I expect this new decade to begin as the last one ended, with asset valuations moving higher and interest rates remaining relatively stable domestically and globally. Market rallies and economic expansions don’t just end because of predetermined timing or specific valuation levels. Predicting market tops and bottoms is a difficult exercise because valuations can remain stretched far longer than anyone expects. Cycles end because of either a policy mistake, a quick sentiment change or an extreme overvaluation of an asset class.
Over the course of the next decade, however, I expect the paradigm will change and financial asset returns will be more muted, with most asset classes returning less than 5%. The impact of the unwinding of negative interest rate monetary policy, shifting demographics and the level of debt will ultimately keep a ceiling on asset returns. Just as last decade had many unexpected twists and turns, the new decade will bring many surprises. Stay focused on long-term relative value and sector rotation to generate excess returns.
This blog post is for informational use only. The views expressed are those of the author(s), and do not necessarily reflect the views of Penn Mutual Asset Management. This material is not intended to be relied upon as a forecast, research or investment advice, and it is not a recommendation, offer or solicitation to buy or sell any securities or to adopt any investment strategy.

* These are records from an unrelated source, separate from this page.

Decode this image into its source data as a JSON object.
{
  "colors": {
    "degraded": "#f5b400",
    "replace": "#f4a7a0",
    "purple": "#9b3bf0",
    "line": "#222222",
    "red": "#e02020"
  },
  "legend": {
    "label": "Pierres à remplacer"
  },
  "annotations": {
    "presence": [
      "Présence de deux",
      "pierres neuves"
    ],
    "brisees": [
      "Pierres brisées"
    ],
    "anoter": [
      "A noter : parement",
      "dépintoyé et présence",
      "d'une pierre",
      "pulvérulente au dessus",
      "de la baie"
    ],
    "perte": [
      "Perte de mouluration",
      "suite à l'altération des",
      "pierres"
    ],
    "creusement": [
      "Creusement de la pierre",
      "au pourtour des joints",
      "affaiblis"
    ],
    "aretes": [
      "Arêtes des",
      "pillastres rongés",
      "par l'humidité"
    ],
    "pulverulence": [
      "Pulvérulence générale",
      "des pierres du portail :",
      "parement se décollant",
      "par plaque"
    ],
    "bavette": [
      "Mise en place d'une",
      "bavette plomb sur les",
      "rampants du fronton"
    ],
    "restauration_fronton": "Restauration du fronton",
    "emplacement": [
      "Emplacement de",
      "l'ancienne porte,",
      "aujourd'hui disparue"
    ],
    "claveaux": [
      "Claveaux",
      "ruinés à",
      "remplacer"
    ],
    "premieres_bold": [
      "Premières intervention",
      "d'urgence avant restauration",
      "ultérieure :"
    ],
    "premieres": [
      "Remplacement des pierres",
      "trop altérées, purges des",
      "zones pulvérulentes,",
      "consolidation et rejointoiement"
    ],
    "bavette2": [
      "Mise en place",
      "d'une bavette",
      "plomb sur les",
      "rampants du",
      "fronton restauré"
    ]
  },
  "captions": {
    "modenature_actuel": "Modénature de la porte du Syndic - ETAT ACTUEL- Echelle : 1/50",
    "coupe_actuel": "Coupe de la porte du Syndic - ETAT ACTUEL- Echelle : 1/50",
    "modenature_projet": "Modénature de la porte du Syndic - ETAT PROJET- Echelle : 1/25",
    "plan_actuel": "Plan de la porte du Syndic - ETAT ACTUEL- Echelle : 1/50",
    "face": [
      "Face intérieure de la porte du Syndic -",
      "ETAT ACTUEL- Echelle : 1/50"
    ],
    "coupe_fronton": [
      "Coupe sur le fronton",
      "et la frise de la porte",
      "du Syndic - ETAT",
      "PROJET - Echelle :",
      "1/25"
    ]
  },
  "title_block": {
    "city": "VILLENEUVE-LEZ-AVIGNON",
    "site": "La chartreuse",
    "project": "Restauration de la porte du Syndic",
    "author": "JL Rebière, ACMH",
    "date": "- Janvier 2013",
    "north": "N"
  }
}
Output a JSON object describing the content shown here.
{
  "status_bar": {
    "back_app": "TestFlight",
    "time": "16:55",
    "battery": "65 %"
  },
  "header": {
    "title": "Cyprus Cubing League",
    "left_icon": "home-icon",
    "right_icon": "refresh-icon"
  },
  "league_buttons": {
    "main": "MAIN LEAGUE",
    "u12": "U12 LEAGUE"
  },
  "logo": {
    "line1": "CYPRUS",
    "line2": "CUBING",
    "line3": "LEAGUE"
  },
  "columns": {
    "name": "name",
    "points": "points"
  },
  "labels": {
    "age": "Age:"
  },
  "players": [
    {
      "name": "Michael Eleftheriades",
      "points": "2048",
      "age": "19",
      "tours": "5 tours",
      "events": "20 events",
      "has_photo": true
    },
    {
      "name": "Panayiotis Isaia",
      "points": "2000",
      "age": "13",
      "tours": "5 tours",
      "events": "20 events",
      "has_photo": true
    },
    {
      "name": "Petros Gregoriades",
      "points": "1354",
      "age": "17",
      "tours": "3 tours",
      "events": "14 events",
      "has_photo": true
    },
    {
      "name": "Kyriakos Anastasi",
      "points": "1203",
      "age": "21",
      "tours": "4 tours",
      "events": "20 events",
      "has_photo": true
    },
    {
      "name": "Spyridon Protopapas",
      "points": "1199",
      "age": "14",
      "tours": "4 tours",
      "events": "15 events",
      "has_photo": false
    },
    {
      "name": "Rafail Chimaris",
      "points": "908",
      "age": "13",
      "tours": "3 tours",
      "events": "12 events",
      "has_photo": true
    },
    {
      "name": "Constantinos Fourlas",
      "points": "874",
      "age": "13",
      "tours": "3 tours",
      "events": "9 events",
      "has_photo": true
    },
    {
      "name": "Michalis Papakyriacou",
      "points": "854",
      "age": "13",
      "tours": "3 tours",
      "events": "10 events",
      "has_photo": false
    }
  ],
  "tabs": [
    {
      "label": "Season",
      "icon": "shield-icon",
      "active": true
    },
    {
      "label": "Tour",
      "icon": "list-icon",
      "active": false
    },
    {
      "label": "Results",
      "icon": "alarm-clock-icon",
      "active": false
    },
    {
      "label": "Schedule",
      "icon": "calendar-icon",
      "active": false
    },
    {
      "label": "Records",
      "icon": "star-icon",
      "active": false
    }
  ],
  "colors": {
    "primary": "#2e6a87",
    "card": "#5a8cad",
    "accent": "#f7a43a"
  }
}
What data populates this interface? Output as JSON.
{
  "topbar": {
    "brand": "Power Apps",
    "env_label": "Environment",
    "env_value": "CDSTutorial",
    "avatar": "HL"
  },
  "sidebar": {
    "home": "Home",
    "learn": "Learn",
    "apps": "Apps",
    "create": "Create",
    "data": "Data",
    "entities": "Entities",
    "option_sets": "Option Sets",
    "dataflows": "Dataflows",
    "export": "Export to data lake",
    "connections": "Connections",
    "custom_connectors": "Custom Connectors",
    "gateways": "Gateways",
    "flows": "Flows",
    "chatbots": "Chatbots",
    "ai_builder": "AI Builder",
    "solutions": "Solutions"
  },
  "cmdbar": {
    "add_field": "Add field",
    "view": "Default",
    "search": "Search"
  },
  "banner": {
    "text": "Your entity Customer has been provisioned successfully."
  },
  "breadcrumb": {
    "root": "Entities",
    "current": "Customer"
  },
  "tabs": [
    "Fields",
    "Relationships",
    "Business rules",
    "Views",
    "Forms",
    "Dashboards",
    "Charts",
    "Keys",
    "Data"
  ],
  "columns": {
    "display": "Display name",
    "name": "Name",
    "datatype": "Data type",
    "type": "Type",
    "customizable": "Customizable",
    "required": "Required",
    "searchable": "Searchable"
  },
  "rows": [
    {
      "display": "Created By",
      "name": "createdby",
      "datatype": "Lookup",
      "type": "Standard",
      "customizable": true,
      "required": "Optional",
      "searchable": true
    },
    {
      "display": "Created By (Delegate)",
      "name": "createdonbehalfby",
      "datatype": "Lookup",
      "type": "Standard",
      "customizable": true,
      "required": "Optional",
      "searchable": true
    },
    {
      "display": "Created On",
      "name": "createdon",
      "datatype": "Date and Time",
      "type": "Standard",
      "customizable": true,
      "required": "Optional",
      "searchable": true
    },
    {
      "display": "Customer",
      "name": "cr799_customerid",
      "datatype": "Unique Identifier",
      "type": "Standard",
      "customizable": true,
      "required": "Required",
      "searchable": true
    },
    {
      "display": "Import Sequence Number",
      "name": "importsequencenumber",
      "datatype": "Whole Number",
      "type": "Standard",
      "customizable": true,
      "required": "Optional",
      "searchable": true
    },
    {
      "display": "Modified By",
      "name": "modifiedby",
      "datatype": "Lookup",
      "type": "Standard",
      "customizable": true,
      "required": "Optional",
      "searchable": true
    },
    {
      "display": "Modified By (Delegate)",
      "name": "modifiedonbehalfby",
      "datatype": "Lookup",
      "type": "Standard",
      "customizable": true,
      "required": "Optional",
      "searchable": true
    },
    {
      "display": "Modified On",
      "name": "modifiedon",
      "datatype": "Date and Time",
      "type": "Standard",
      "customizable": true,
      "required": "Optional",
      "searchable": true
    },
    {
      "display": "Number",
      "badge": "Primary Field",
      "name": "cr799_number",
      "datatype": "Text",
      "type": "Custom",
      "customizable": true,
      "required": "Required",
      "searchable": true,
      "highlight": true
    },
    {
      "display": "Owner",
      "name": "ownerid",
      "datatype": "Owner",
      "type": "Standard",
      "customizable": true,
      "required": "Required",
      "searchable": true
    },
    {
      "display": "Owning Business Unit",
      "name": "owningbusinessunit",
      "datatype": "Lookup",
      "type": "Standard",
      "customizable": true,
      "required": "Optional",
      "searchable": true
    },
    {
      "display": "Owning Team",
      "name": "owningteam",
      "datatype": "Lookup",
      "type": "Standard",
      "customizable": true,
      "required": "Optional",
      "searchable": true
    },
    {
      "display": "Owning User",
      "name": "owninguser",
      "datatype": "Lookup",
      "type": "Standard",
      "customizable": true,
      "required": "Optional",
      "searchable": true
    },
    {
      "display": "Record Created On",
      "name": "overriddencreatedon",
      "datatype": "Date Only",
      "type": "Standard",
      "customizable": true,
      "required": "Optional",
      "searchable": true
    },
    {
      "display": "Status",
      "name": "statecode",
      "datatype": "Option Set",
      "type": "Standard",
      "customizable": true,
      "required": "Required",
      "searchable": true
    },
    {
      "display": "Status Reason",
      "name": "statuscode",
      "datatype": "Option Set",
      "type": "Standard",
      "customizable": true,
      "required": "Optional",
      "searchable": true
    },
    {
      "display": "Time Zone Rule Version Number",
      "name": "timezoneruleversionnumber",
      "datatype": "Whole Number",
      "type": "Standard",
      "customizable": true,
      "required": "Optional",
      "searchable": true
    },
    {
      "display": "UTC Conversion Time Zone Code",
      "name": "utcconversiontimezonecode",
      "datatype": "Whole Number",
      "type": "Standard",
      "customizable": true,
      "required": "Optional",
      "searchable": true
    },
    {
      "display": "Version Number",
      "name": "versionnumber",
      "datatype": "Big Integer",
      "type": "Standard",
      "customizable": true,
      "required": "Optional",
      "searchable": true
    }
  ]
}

Any statements about financial and company performance of The Penn Mutual Life Insurance Company or its insurance subsidiaries (each, “Client”) made by the author is provided with a written consent from the Client. Penn Mutual Asset Management is a wholly owned subsidiary of The Penn Mutual Life Insurance Company.
Opinions and statements of financial market trends that are based on current market conditions constitute judgment of the author and are subject to change without notice. The information and opinions contained in this material are derived from sources deemed to be reliable but should not be assumed to be accurate or complete. Statements that reflect projections or expectations of future financial or economic performance of the markets may be considered forward-looking statements. Actual results may differ significantly. Any forecasts contained in this material are based on various estimates and assumptions, and there can be no assurance that such estimates or assumptions will prove accurate.
Investing involves risk, including possible loss of principal. Past performance is no guarantee of future results. All information referenced in preparation of this material has been obtained from sources believed to be reliable, but accuracy and completeness are not guaranteed. There is no representation or warranty as to the accuracy of the information and Penn Mutual Asset Management shall have no liability for decisions based upon such information.
High-Yield bonds are subject to greater fluctuations in value and risk of loss of income and principal. Investing in higher yielding, lower rated corporate bonds have a greater risk of price fluctuations and loss of principal and income than U.S. Treasury bonds and bills. Government securities offer a higher degree of safety and are guaranteed as to the timely payment of principal and interest if held to maturity.
All trademarks are the property of their respective owners. This material may not be reproduced in whole or in part in any form, or referred to in any other publication, without express written permission.